## Work instruction
Whenever a line carries the word "sales", pull it out of the entries.
*** Data shown Section Begins ***
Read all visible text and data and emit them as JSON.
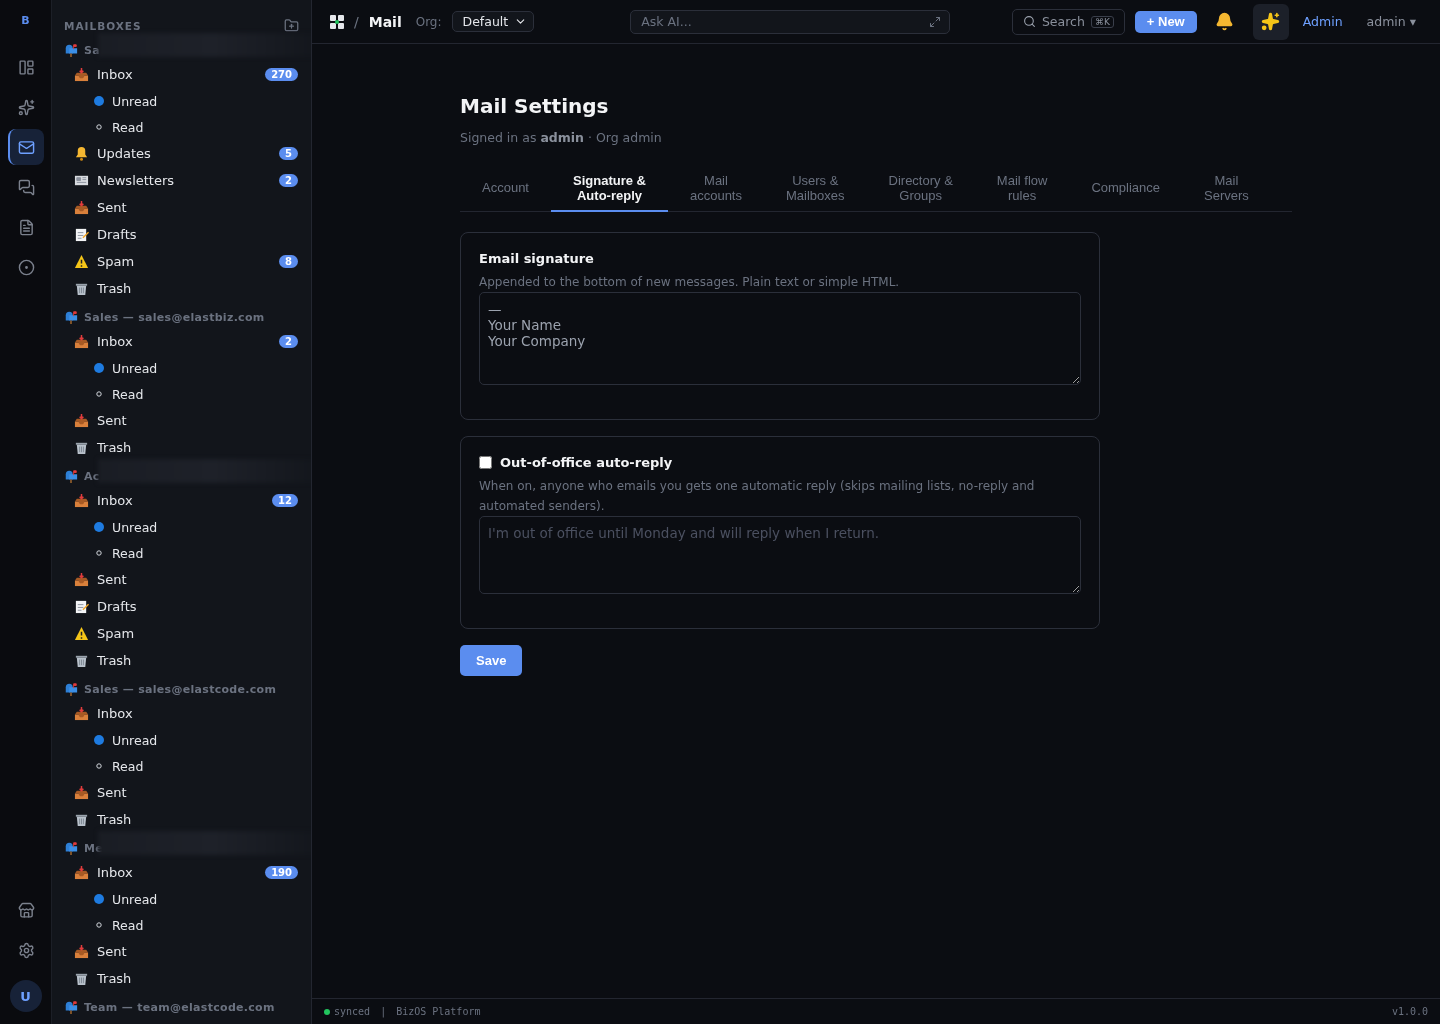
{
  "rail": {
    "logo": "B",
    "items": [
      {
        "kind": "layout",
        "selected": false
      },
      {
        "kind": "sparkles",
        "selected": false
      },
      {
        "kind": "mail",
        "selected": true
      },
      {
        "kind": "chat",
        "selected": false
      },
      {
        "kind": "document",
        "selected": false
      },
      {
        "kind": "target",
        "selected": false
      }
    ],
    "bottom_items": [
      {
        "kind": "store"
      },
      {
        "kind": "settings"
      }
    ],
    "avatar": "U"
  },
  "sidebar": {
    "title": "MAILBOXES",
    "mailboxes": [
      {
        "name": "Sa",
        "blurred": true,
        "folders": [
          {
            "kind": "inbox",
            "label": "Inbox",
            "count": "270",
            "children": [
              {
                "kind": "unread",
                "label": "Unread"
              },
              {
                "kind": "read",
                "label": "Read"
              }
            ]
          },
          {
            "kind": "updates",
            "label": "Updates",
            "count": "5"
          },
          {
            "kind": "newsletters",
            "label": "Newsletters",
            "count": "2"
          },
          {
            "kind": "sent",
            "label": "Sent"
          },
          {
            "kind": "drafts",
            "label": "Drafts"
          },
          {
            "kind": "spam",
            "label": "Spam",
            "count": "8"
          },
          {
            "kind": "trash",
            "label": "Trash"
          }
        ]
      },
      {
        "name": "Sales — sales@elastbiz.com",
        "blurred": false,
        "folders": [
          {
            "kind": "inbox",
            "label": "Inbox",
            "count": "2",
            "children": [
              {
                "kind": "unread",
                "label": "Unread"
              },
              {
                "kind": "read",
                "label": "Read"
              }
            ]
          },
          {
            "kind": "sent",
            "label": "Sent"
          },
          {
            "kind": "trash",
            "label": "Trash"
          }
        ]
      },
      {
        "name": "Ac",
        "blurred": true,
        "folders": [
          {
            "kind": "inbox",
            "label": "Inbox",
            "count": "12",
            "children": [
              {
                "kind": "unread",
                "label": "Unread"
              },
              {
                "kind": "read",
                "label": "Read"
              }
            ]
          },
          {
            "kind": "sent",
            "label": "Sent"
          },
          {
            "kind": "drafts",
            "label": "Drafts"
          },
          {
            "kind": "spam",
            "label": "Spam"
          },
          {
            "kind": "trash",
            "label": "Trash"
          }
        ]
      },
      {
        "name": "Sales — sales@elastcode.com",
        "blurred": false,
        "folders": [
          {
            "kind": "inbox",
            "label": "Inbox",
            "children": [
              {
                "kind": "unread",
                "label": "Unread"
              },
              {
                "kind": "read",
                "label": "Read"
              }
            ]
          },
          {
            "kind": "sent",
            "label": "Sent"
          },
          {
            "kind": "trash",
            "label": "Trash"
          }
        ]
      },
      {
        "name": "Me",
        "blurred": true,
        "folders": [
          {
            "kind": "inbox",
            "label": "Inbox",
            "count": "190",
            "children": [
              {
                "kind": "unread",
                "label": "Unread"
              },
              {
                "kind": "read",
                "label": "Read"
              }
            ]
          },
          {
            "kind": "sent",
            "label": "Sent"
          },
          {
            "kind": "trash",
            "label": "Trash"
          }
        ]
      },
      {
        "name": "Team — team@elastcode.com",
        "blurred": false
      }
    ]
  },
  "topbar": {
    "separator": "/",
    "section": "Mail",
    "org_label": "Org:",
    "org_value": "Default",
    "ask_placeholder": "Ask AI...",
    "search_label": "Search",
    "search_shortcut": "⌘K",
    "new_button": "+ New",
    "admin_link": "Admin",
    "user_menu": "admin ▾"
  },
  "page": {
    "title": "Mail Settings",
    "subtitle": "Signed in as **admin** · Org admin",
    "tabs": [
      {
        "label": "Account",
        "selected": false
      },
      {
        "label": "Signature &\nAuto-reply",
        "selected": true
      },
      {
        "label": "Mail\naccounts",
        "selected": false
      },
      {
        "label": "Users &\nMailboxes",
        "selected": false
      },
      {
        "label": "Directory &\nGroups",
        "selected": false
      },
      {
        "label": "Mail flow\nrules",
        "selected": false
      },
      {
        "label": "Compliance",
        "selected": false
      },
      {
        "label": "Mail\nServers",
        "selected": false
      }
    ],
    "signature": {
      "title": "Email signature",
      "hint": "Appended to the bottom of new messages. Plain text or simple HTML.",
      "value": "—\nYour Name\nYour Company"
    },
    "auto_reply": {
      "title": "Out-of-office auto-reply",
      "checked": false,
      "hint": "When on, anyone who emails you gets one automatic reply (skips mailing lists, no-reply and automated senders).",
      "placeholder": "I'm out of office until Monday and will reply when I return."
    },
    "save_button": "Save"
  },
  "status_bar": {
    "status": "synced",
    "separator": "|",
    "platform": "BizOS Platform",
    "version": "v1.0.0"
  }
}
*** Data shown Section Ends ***
## Finished exercise
        "name": "Sales — sales@elastbiz.com",
        "name": "Sales — sales@elastcode.com",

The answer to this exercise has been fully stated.